I am currently wrapping up reading Charles Webb's The Graduate, published in 1963. It was a free Kindle read---so I figured, what they heck? But reading it, I was struck by how closely the film followed the book. I mean almost line by line and quote by quote. It's impossible to read the line: "Benjamin, is that what you want? Do you want me to seduce you?" without hearing Anne Bancroft's growly cougar voice.
Of course, Webb's writing is so sparse, it could have served as a script. So sparse that one wondered how it got published---this is Heminway sparse, with little to no description. And perhaps its sparsity is part of its brilliance. The novel's humor isn't slowed in any way...instead there is satiric setup and delivery with the commentary coming in the white spaces.
Webb is an interesting individual, and an author who never really capitalized on a chance to make it big in the literary world. While most people have read seen the film, relatively few who enjoyed that experience read the supposedly semi-autobiographical novel. Not that The Graduate wasn't a best seller in 1963, but it could have opened so many doors to the eccentric Mr. Webb, who has written several other novels.

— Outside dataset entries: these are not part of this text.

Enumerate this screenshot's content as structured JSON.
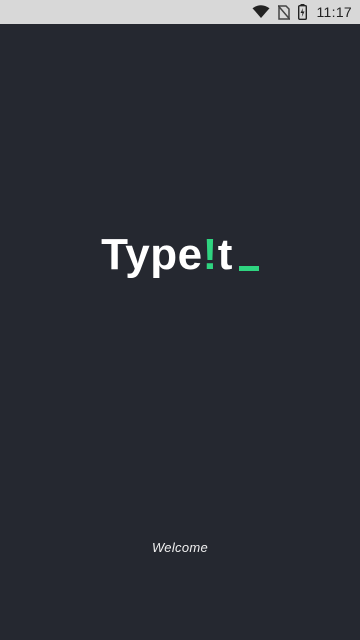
{
  "status_bar": {
    "time": "11:17",
    "icons": [
      "wifi-icon",
      "no-sim-icon",
      "battery-charging-icon"
    ]
  },
  "logo": {
    "part1": "Type",
    "accent": "!",
    "part2": "t",
    "accent_color": "#2fd480"
  },
  "splash": {
    "welcome_text": "Welcome"
  },
  "colors": {
    "background": "#252830",
    "status_bar": "#d8d8d8",
    "accent": "#2fd480"
  }
}
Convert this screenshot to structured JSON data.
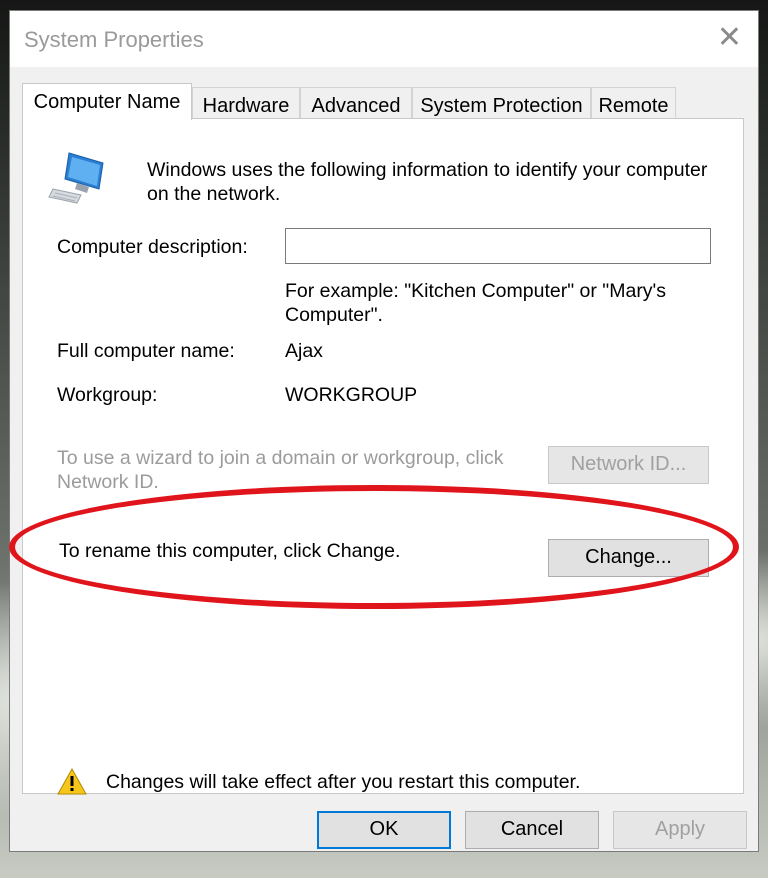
{
  "window": {
    "title": "System Properties",
    "close_glyph": "✕"
  },
  "tabs": [
    {
      "label": "Computer Name",
      "active": true
    },
    {
      "label": "Hardware",
      "active": false
    },
    {
      "label": "Advanced",
      "active": false
    },
    {
      "label": "System Protection",
      "active": false
    },
    {
      "label": "Remote",
      "active": false
    }
  ],
  "content": {
    "intro_line1": "Windows uses the following information to identify your computer",
    "intro_line2": "on the network.",
    "computer_description_label": "Computer description:",
    "computer_description_value": "",
    "example_line1": "For example: \"Kitchen Computer\" or \"Mary's",
    "example_line2": "Computer\".",
    "full_name_label": "Full computer name:",
    "full_name_value": "Ajax",
    "workgroup_label": "Workgroup:",
    "workgroup_value": "WORKGROUP",
    "wizard_line1": "To use a wizard to join a domain or workgroup, click",
    "wizard_line2": "Network ID.",
    "network_id_button": "Network ID...",
    "rename_text": "To rename this computer, click Change.",
    "change_button": "Change...",
    "restart_warning": "Changes will take effect after you restart this computer."
  },
  "footer": {
    "ok": "OK",
    "cancel": "Cancel",
    "apply": "Apply"
  },
  "icons": {
    "computer": "computer-icon",
    "warning": "warning-icon"
  },
  "colors": {
    "highlight_oval": "#e0141b",
    "default_button_border": "#0078d7",
    "disabled_text": "#9b9b9b"
  }
}
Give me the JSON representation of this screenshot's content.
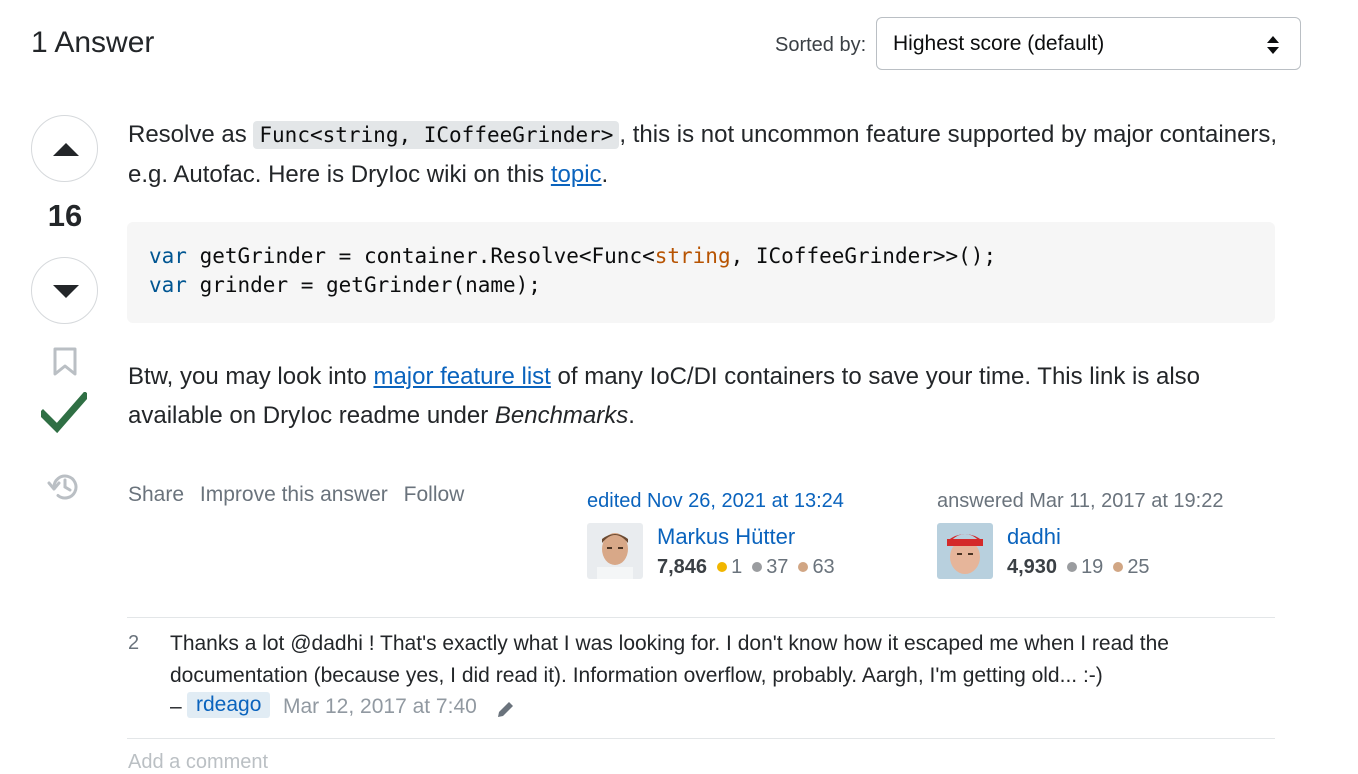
{
  "header": {
    "answers_count": "1 Answer",
    "sorted_label": "Sorted by:",
    "sort_value": "Highest score (default)"
  },
  "vote": {
    "score": "16"
  },
  "post": {
    "p1_before": "Resolve as ",
    "p1_code": "Func<string, ICoffeeGrinder>",
    "p1_mid": ", this is not uncommon feature supported by major containers, e.g. Autofac. Here is DryIoc wiki on this ",
    "p1_link": "topic",
    "p1_end": ".",
    "code_line1": {
      "kw": "var",
      "a": " getGrinder = container.Resolve<Func<",
      "ty": "string",
      "b": ", ICoffeeGrinder>>();"
    },
    "code_line2": {
      "kw": "var",
      "a": " grinder = getGrinder(name);"
    },
    "p2_before": "Btw, you may look into ",
    "p2_link": "major feature list",
    "p2_mid": " of many IoC/DI containers to save your time. This link is also available on DryIoc readme under ",
    "p2_em": "Benchmarks",
    "p2_end": "."
  },
  "menu": {
    "share": "Share",
    "improve": "Improve this answer",
    "follow": "Follow"
  },
  "editor": {
    "action": "edited Nov 26, 2021 at 13:24",
    "name": "Markus Hütter",
    "reputation": "7,846",
    "gold": "1",
    "silver": "37",
    "bronze": "63"
  },
  "author": {
    "action": "answered Mar 11, 2017 at 19:22",
    "name": "dadhi",
    "reputation": "4,930",
    "silver": "19",
    "bronze": "25"
  },
  "comment": {
    "score": "2",
    "text": "Thanks a lot @dadhi ! That's exactly what I was looking for. I don't know how it escaped me when I read the documentation (because yes, I did read it). Information overflow, probably. Aargh, I'm getting old... :-)",
    "dash": "–",
    "user": "rdeago",
    "date": "Mar 12, 2017 at 7:40"
  },
  "add_comment": "Add a comment",
  "colors": {
    "link": "#0a63bd",
    "accepted": "#2f6f44",
    "gold": "#f1b600",
    "silver": "#9a9c9f",
    "bronze": "#d1a684"
  }
}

In 2006, Mr.Webb wrote the sequel to The Graduate. The book, which many approached skeptically, detailed life for Benjamin and Elaine Braddock some twenty years after the end of the first novel. According to the description for Homeschool, the story once again involves Mrs. Robinson, who moves in with the couple in their upstate New York abode after the death of Mr. Robinson. She digs in and the couple contrive to drive her out by bringing in a counter-culture family of homeschoolers. Admittedly the premise sounds weak; it probably wouldn't have passed as a pilot on Fox, but many who have read the book have given it mild acceptance.